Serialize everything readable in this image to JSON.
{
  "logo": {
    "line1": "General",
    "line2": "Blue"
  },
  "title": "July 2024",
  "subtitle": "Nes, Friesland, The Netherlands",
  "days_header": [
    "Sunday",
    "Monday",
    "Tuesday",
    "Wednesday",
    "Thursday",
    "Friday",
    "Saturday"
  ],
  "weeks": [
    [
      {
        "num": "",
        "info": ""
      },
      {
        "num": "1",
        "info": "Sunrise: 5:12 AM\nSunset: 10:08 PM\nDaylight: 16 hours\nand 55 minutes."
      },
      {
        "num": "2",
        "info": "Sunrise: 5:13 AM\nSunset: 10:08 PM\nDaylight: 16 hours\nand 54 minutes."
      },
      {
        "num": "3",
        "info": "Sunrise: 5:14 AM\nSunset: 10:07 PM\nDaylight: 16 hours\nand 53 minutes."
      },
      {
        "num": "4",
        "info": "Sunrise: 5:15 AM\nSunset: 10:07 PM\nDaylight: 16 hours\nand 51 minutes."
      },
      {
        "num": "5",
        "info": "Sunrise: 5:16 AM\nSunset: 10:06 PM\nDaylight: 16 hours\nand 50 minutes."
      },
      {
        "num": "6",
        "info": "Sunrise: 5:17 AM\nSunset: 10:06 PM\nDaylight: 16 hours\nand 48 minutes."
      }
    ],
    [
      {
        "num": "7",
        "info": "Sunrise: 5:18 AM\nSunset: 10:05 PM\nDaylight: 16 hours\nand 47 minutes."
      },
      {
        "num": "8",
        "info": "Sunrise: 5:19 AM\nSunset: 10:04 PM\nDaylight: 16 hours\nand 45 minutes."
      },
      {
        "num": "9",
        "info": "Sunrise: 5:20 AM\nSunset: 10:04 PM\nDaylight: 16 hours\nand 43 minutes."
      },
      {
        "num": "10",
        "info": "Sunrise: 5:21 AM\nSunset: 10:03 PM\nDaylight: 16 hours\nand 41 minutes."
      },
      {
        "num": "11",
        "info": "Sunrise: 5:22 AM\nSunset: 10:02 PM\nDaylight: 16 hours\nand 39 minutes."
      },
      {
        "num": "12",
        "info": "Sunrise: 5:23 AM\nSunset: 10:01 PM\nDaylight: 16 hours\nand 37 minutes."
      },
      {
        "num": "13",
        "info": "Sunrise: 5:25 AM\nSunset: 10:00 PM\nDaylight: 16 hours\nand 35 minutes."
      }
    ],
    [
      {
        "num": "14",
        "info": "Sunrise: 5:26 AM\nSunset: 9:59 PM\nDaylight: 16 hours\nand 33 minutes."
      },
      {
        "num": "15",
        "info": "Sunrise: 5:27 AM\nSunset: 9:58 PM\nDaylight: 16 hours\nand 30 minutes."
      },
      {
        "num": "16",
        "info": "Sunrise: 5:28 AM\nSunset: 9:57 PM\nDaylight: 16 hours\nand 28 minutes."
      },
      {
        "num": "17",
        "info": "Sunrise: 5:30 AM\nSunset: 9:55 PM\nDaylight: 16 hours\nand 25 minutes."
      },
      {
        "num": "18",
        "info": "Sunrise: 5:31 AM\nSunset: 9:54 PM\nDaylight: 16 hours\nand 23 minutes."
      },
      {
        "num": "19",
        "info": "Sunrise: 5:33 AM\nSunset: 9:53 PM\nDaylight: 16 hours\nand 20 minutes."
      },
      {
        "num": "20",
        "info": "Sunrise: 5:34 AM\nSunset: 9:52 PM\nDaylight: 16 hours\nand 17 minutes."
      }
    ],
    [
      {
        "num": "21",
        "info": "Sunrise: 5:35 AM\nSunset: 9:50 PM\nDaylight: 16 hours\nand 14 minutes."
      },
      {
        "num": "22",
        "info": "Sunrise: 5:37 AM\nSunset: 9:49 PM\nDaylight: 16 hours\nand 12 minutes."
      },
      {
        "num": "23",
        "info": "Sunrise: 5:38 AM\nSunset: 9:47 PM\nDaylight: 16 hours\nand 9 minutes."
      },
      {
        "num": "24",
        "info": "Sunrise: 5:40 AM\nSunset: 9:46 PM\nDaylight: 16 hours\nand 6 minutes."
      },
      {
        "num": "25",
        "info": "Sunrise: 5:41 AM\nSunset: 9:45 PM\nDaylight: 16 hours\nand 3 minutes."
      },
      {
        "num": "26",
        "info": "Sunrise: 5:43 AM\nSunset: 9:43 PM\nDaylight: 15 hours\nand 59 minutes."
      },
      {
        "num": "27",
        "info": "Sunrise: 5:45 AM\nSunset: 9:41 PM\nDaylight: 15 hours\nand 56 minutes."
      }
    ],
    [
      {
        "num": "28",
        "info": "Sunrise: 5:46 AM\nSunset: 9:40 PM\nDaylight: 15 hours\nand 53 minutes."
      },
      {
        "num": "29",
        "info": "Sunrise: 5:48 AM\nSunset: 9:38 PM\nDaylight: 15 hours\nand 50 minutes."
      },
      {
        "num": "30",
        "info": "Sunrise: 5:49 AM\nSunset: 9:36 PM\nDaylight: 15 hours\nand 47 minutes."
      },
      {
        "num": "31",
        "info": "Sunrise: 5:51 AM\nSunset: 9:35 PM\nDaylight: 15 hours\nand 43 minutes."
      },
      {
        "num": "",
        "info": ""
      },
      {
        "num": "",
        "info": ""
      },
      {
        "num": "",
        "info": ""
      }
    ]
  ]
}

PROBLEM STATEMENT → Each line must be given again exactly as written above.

TASK SOLUTION →
Serialize everything readable in this image to JSON.
{
  "logo": {
    "line1": "General",
    "line2": "Blue"
  },
  "title": "July 2024",
  "subtitle": "Nes, Friesland, The Netherlands",
  "days_header": [
    "Sunday",
    "Monday",
    "Tuesday",
    "Wednesday",
    "Thursday",
    "Friday",
    "Saturday"
  ],
  "weeks": [
    [
      {
        "num": "",
        "info": ""
      },
      {
        "num": "1",
        "info": "Sunrise: 5:12 AM\nSunset: 10:08 PM\nDaylight: 16 hours\nand 55 minutes."
      },
      {
        "num": "2",
        "info": "Sunrise: 5:13 AM\nSunset: 10:08 PM\nDaylight: 16 hours\nand 54 minutes."
      },
      {
        "num": "3",
        "info": "Sunrise: 5:14 AM\nSunset: 10:07 PM\nDaylight: 16 hours\nand 53 minutes."
      },
      {
        "num": "4",
        "info": "Sunrise: 5:15 AM\nSunset: 10:07 PM\nDaylight: 16 hours\nand 51 minutes."
      },
      {
        "num": "5",
        "info": "Sunrise: 5:16 AM\nSunset: 10:06 PM\nDaylight: 16 hours\nand 50 minutes."
      },
      {
        "num": "6",
        "info": "Sunrise: 5:17 AM\nSunset: 10:06 PM\nDaylight: 16 hours\nand 48 minutes."
      }
    ],
    [
      {
        "num": "7",
        "info": "Sunrise: 5:18 AM\nSunset: 10:05 PM\nDaylight: 16 hours\nand 47 minutes."
      },
      {
        "num": "8",
        "info": "Sunrise: 5:19 AM\nSunset: 10:04 PM\nDaylight: 16 hours\nand 45 minutes."
      },
      {
        "num": "9",
        "info": "Sunrise: 5:20 AM\nSunset: 10:04 PM\nDaylight: 16 hours\nand 43 minutes."
      },
      {
        "num": "10",
        "info": "Sunrise: 5:21 AM\nSunset: 10:03 PM\nDaylight: 16 hours\nand 41 minutes."
      },
      {
        "num": "11",
        "info": "Sunrise: 5:22 AM\nSunset: 10:02 PM\nDaylight: 16 hours\nand 39 minutes."
      },
      {
        "num": "12",
        "info": "Sunrise: 5:23 AM\nSunset: 10:01 PM\nDaylight: 16 hours\nand 37 minutes."
      },
      {
        "num": "13",
        "info": "Sunrise: 5:25 AM\nSunset: 10:00 PM\nDaylight: 16 hours\nand 35 minutes."
      }
    ],
    [
      {
        "num": "14",
        "info": "Sunrise: 5:26 AM\nSunset: 9:59 PM\nDaylight: 16 hours\nand 33 minutes."
      },
      {
        "num": "15",
        "info": "Sunrise: 5:27 AM\nSunset: 9:58 PM\nDaylight: 16 hours\nand 30 minutes."
      },
      {
        "num": "16",
        "info": "Sunrise: 5:28 AM\nSunset: 9:57 PM\nDaylight: 16 hours\nand 28 minutes."
      },
      {
        "num": "17",
        "info": "Sunrise: 5:30 AM\nSunset: 9:55 PM\nDaylight: 16 hours\nand 25 minutes."
      },
      {
        "num": "18",
        "info": "Sunrise: 5:31 AM\nSunset: 9:54 PM\nDaylight: 16 hours\nand 23 minutes."
      },
      {
        "num": "19",
        "info": "Sunrise: 5:33 AM\nSunset: 9:53 PM\nDaylight: 16 hours\nand 20 minutes."
      },
      {
        "num": "20",
        "info": "Sunrise: 5:34 AM\nSunset: 9:52 PM\nDaylight: 16 hours\nand 17 minutes."
      }
    ],
    [
      {
        "num": "21",
        "info": "Sunrise: 5:35 AM\nSunset: 9:50 PM\nDaylight: 16 hours\nand 14 minutes."
      },
      {
        "num": "22",
        "info": "Sunrise: 5:37 AM\nSunset: 9:49 PM\nDaylight: 16 hours\nand 12 minutes."
      },
      {
        "num": "23",
        "info": "Sunrise: 5:38 AM\nSunset: 9:47 PM\nDaylight: 16 hours\nand 9 minutes."
      },
      {
        "num": "24",
        "info": "Sunrise: 5:40 AM\nSunset: 9:46 PM\nDaylight: 16 hours\nand 6 minutes."
      },
      {
        "num": "25",
        "info": "Sunrise: 5:41 AM\nSunset: 9:45 PM\nDaylight: 16 hours\nand 3 minutes."
      },
      {
        "num": "26",
        "info": "Sunrise: 5:43 AM\nSunset: 9:43 PM\nDaylight: 15 hours\nand 59 minutes."
      },
      {
        "num": "27",
        "info": "Sunrise: 5:45 AM\nSunset: 9:41 PM\nDaylight: 15 hours\nand 56 minutes."
      }
    ],
    [
      {
        "num": "28",
        "info": "Sunrise: 5:46 AM\nSunset: 9:40 PM\nDaylight: 15 hours\nand 53 minutes."
      },
      {
        "num": "29",
        "info": "Sunrise: 5:48 AM\nSunset: 9:38 PM\nDaylight: 15 hours\nand 50 minutes."
      },
      {
        "num": "30",
        "info": "Sunrise: 5:49 AM\nSunset: 9:36 PM\nDaylight: 15 hours\nand 47 minutes."
      },
      {
        "num": "31",
        "info": "Sunrise: 5:51 AM\nSunset: 9:35 PM\nDaylight: 15 hours\nand 43 minutes."
      },
      {
        "num": "",
        "info": ""
      },
      {
        "num": "",
        "info": ""
      },
      {
        "num": "",
        "info": ""
      }
    ]
  ]
}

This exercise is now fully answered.